Segment Start: SOURCE DATA

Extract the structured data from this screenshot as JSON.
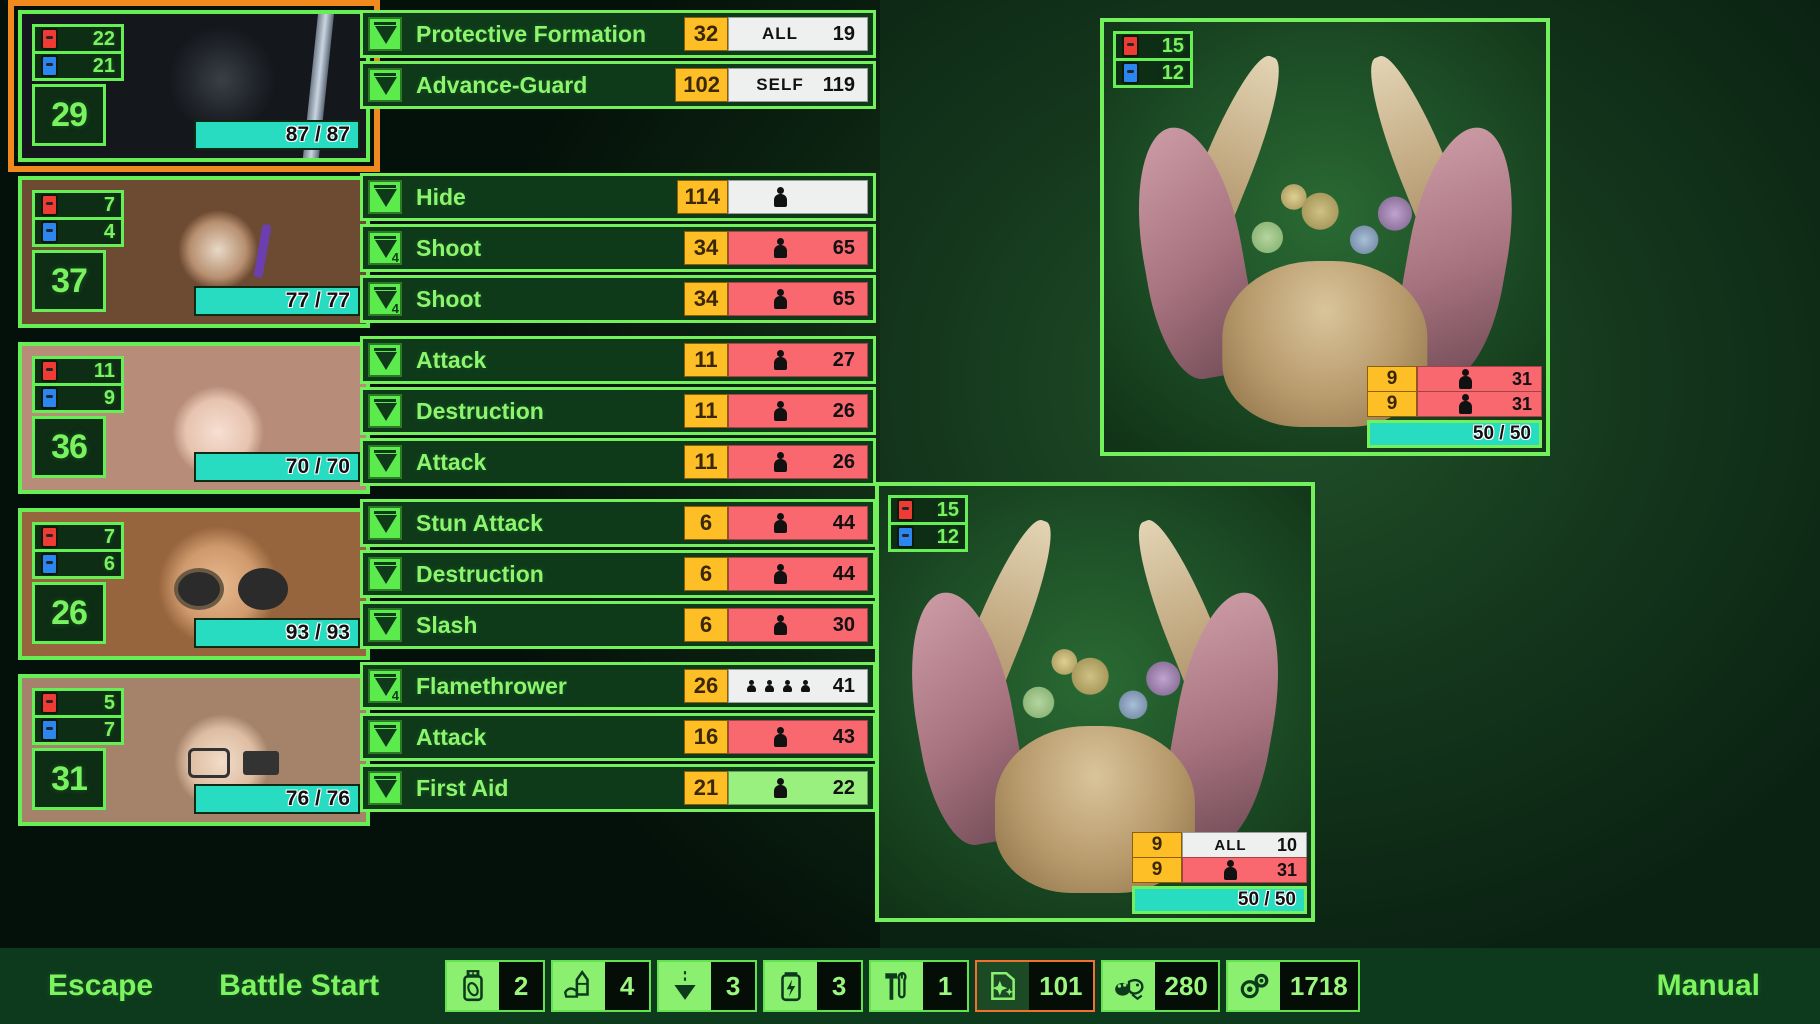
{
  "party": [
    {
      "name": "ally-1",
      "red_cards": "22",
      "blue_cards": "21",
      "speed": "29",
      "hp": "87 / 87",
      "active": true,
      "skills": [
        {
          "name": "Protective Formation",
          "cost": "32",
          "target_label": "ALL",
          "target_value": "19",
          "target_kind": "buff",
          "icon": "skill-triangle-icon",
          "charges": ""
        },
        {
          "name": "Advance-Guard",
          "cost": "102",
          "target_label": "SELF",
          "target_value": "119",
          "target_kind": "buff",
          "icon": "skill-triangle-icon",
          "charges": ""
        }
      ]
    },
    {
      "name": "ally-2",
      "red_cards": "7",
      "blue_cards": "4",
      "speed": "37",
      "hp": "77 / 77",
      "active": false,
      "skills": [
        {
          "name": "Hide",
          "cost": "114",
          "target_label": "",
          "target_value": "",
          "target_kind": "buff",
          "icon": "skill-triangle-icon",
          "charges": "",
          "person": 1
        },
        {
          "name": "Shoot",
          "cost": "34",
          "target_label": "",
          "target_value": "65",
          "target_kind": "dmg",
          "icon": "skill-triangle-icon",
          "charges": "4",
          "person": 1
        },
        {
          "name": "Shoot",
          "cost": "34",
          "target_label": "",
          "target_value": "65",
          "target_kind": "dmg",
          "icon": "skill-triangle-icon",
          "charges": "4",
          "person": 1
        }
      ]
    },
    {
      "name": "ally-3",
      "red_cards": "11",
      "blue_cards": "9",
      "speed": "36",
      "hp": "70 / 70",
      "active": false,
      "skills": [
        {
          "name": "Attack",
          "cost": "11",
          "target_label": "",
          "target_value": "27",
          "target_kind": "dmg",
          "icon": "skill-triangle-icon",
          "charges": "",
          "person": 1
        },
        {
          "name": "Destruction",
          "cost": "11",
          "target_label": "",
          "target_value": "26",
          "target_kind": "dmg",
          "icon": "skill-triangle-icon",
          "charges": "",
          "person": 1
        },
        {
          "name": "Attack",
          "cost": "11",
          "target_label": "",
          "target_value": "26",
          "target_kind": "dmg",
          "icon": "skill-triangle-icon",
          "charges": "",
          "person": 1
        }
      ]
    },
    {
      "name": "ally-4",
      "red_cards": "7",
      "blue_cards": "6",
      "speed": "26",
      "hp": "93 / 93",
      "active": false,
      "skills": [
        {
          "name": "Stun Attack",
          "cost": "6",
          "target_label": "",
          "target_value": "44",
          "target_kind": "dmg",
          "icon": "skill-triangle-icon",
          "charges": "",
          "person": 1
        },
        {
          "name": "Destruction",
          "cost": "6",
          "target_label": "",
          "target_value": "44",
          "target_kind": "dmg",
          "icon": "skill-triangle-icon",
          "charges": "",
          "person": 1
        },
        {
          "name": "Slash",
          "cost": "6",
          "target_label": "",
          "target_value": "30",
          "target_kind": "dmg",
          "icon": "skill-triangle-icon",
          "charges": "",
          "person": 1
        }
      ]
    },
    {
      "name": "ally-5",
      "red_cards": "5",
      "blue_cards": "7",
      "speed": "31",
      "hp": "76 / 76",
      "active": false,
      "skills": [
        {
          "name": "Flamethrower",
          "cost": "26",
          "target_label": "",
          "target_value": "41",
          "target_kind": "buff",
          "icon": "skill-triangle-icon",
          "charges": "4",
          "person": 4
        },
        {
          "name": "Attack",
          "cost": "16",
          "target_label": "",
          "target_value": "43",
          "target_kind": "dmg",
          "icon": "skill-triangle-icon",
          "charges": "",
          "person": 1
        },
        {
          "name": "First Aid",
          "cost": "21",
          "target_label": "",
          "target_value": "22",
          "target_kind": "heal",
          "icon": "skill-triangle-icon",
          "charges": "",
          "person": 1
        }
      ]
    }
  ],
  "enemies": [
    {
      "name": "enemy-1",
      "red_cards": "15",
      "blue_cards": "12",
      "hp": "50 / 50",
      "actions": [
        {
          "cost": "9",
          "target_label": "",
          "target_value": "31",
          "target_kind": "dmg",
          "person": 1
        },
        {
          "cost": "9",
          "target_label": "",
          "target_value": "31",
          "target_kind": "dmg",
          "person": 1
        }
      ]
    },
    {
      "name": "enemy-2",
      "red_cards": "15",
      "blue_cards": "12",
      "hp": "50 / 50",
      "actions": [
        {
          "cost": "9",
          "target_label": "ALL",
          "target_value": "10",
          "target_kind": "buff",
          "person": 0
        },
        {
          "cost": "9",
          "target_label": "",
          "target_value": "31",
          "target_kind": "dmg",
          "person": 1
        }
      ]
    }
  ],
  "bottom_bar": {
    "escape_label": "Escape",
    "battle_start_label": "Battle Start",
    "manual_label": "Manual",
    "resources": [
      {
        "icon": "medicine-bottle-icon",
        "count": "2",
        "selected": false
      },
      {
        "icon": "bullet-ammo-icon",
        "count": "4",
        "selected": false
      },
      {
        "icon": "funnel-flask-icon",
        "count": "3",
        "selected": false
      },
      {
        "icon": "battery-icon",
        "count": "3",
        "selected": false
      },
      {
        "icon": "hammer-wrench-icon",
        "count": "1",
        "selected": false
      },
      {
        "icon": "sparkle-card-icon",
        "count": "101",
        "selected": true
      },
      {
        "icon": "slime-creature-icon",
        "count": "280",
        "selected": false
      },
      {
        "icon": "gears-icon",
        "count": "1718",
        "selected": false
      }
    ]
  },
  "colors": {
    "green_frame": "#74f05c",
    "green_text": "#8cf56e",
    "panel_bg": "#0e3a1a",
    "cost_yellow": "#fdbe26",
    "damage_red": "#f9676f",
    "buff_white": "#eef0ef",
    "heal_green": "#99f07e",
    "hp_teal": "#27dcc0",
    "active_orange": "#f08a1e",
    "card_red": "#ee3b33",
    "card_blue": "#2b86f0"
  }
}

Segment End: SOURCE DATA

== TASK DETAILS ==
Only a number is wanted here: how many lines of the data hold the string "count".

== WRITTEN ANSWER ==
8